#### Records:
▼
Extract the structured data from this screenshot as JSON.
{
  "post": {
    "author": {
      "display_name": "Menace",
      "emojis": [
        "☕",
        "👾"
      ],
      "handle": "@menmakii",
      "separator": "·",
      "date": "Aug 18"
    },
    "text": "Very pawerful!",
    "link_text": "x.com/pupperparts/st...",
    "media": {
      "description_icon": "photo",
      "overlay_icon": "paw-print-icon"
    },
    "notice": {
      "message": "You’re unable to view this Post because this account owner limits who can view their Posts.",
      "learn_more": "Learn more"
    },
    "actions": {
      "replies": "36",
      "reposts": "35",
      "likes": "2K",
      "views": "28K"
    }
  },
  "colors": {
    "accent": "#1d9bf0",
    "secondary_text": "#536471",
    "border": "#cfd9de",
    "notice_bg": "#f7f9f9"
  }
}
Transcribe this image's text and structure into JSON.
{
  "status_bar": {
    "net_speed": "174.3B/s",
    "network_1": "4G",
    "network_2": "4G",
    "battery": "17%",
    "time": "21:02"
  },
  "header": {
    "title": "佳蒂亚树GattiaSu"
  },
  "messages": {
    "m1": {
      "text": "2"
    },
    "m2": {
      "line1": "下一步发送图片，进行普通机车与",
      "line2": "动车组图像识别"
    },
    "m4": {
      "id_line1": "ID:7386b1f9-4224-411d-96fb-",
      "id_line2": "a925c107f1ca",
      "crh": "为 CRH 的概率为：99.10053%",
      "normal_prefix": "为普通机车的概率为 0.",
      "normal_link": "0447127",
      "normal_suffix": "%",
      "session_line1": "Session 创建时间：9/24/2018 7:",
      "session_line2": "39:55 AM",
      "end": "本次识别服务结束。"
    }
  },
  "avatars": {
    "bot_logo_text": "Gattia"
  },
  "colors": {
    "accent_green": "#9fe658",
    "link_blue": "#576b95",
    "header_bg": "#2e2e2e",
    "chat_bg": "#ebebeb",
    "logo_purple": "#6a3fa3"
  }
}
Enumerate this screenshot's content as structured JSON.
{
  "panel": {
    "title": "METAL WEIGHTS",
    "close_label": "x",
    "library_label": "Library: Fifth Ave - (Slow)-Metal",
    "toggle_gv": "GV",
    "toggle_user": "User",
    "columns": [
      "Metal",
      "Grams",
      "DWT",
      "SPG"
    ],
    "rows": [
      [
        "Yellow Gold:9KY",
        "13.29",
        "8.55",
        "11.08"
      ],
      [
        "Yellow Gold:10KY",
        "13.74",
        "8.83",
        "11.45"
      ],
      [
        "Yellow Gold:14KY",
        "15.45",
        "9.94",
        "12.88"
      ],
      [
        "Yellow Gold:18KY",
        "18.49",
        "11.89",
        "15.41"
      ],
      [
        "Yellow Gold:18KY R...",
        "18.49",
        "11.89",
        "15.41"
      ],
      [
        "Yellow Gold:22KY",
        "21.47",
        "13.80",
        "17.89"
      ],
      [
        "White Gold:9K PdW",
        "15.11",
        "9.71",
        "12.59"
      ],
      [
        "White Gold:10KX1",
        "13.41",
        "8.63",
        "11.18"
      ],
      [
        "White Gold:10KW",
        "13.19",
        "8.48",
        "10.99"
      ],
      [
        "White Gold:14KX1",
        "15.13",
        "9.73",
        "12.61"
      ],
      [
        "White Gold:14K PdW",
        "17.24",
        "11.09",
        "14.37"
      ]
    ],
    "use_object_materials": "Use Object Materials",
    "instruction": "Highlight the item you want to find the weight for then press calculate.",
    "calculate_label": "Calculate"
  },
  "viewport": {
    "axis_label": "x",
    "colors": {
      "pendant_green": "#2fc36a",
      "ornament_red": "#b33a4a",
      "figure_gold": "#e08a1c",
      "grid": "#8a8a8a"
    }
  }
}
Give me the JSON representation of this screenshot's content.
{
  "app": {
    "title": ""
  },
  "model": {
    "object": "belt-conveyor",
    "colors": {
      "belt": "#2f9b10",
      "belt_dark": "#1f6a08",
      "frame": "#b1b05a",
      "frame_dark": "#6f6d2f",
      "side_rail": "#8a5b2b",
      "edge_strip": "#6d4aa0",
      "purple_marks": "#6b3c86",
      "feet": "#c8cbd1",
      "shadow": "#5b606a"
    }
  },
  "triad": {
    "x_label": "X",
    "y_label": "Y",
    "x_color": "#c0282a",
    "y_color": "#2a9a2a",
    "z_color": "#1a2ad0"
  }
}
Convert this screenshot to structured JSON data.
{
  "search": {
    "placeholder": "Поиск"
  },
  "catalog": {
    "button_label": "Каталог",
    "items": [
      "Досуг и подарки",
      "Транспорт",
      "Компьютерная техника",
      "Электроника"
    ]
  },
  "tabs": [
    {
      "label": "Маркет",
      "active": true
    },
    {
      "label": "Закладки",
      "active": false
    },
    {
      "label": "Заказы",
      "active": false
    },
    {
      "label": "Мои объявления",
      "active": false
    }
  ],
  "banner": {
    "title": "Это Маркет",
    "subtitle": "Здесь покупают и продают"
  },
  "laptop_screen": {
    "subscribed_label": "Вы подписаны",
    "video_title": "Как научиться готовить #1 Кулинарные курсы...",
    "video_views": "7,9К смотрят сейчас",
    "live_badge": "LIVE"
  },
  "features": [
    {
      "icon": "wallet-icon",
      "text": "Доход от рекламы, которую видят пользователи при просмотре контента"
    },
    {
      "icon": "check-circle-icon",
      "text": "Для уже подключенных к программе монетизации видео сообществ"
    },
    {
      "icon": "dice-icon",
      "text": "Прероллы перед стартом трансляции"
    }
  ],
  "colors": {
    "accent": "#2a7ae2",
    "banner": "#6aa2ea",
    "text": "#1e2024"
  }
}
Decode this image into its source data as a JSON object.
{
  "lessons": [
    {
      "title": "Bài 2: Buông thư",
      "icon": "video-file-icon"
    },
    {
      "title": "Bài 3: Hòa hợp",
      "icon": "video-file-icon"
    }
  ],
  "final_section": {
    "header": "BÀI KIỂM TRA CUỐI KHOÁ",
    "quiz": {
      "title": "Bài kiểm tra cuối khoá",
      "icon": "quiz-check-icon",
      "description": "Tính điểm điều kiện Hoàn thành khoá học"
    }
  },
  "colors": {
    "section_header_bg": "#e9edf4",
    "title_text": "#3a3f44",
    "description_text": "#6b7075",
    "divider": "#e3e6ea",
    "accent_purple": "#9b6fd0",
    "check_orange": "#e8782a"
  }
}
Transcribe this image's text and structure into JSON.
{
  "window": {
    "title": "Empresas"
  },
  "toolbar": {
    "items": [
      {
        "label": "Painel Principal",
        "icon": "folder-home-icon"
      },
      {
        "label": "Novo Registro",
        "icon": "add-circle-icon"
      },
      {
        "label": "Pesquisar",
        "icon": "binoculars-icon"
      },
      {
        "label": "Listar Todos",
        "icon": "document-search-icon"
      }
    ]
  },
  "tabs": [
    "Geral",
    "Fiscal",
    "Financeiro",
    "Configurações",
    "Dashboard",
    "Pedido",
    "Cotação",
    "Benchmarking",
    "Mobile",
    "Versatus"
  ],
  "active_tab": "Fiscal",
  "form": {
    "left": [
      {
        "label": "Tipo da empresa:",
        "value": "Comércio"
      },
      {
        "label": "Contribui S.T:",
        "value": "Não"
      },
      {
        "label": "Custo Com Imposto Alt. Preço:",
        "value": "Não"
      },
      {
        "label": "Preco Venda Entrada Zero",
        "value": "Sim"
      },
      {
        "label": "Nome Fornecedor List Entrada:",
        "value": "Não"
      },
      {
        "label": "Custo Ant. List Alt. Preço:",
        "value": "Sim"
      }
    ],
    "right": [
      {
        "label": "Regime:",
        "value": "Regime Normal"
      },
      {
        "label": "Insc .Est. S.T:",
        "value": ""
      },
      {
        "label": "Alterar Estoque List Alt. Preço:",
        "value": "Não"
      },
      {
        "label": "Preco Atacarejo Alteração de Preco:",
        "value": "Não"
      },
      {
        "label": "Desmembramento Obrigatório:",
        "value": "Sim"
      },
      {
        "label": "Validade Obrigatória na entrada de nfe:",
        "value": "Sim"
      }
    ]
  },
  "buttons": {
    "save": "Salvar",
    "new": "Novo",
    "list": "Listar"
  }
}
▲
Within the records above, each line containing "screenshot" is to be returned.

#### Solution to this exercise:
Extract the structured data from this screenshot as JSON.
Enumerate this screenshot's content as structured JSON.
Give me the JSON representation of this screenshot's content.
Convert this screenshot to structured JSON data.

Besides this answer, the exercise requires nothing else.